The record-breaking warm temperatures and paltry early season snowfall has stood in stark contrast to last season. On December 4th of last year we issued our first General Bulletin of the season. Soon after, two feet of new snow fell on an already snow covered fetch which led to a widespread Considerable rating issued in the first 5-scale avalanche advisory. And it was game on from there. Looking back over the past five years, it’s clear that avalanches happen early in the season. Early winter brings enough snow to fill in the nooks and crannies in the alpine zone and soon after, snow falling there has no place to hide from the incessant summit winds. In short order, our forecast area, along with other areas in the White Mountain National Forest that we don’t forecast, like Gulf of Slides and the summer Lion Head trail, rapidly fill with enough snow to avalanche. Even in a slow-to-start snow year like this one, there are bed surfaces around that can produce an avalanche and certainly a long-sliding fall. Early season, thin snowpacks are perilous for sure, with rocks and stumps and bushes lurking in your fall line. Refrozen snow with drifts camouflaging the old boot prints from previous warm days add excitement and threaten knees even in low angled terrain. In short, stay vigilant, especially in the early season.
Despite the record warmth around New England this fall, winter will come and with it, avalanches. Black Friday is a good day to sign up for an avalanche class this winter. These classes are good for everyone, especially your climbing and skiing partners. The skills you gain pay dividends and will give you the tools you need to shred and pull down with a better margin of safety. We can all use more tools to recognize the decision-making traps to which we are all vulnerable. If you haven’t taken a Level 1 class, or if it has been a while since you have, consider a course with Acadia Mountain Guides or Synnott Mountain Guides, who both generously donated courses to support the education efforts of the White Mountain Avalanche Education Foundation (WMAEF) and the 7th Annual Eastern Snow and Avalanche Workshop.

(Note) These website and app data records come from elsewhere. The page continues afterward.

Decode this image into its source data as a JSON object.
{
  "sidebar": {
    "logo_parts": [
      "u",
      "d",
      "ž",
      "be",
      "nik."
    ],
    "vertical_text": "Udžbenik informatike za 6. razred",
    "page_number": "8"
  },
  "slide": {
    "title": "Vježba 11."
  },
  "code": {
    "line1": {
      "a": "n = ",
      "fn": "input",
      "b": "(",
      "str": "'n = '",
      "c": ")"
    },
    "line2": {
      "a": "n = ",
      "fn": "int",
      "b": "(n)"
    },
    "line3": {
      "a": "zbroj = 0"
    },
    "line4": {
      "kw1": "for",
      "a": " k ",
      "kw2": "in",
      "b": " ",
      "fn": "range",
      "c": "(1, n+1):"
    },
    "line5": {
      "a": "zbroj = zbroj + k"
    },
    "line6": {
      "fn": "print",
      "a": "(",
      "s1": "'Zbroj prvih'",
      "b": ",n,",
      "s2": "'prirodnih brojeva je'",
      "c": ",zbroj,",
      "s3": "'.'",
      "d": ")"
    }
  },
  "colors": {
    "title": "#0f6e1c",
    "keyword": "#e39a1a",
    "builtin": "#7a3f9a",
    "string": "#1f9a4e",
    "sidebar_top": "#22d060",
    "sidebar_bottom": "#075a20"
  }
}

Speaking of the WMAEF, stay tuned to social media channels and this website for continuing education opportunities this season. The Foundation will be scheduling locally oriented avalanche awareness presentations around New England along with focused courses of a more technical and advanced nature at IME in North Conway. Both of these opportunities will be a good way to keep your head in the game no matter what your skill level. And if you interested in hosting an avalanche awareness talk at you college or retail shop, email the Foundation at firstname.lastname@example.org.
See you soon! -F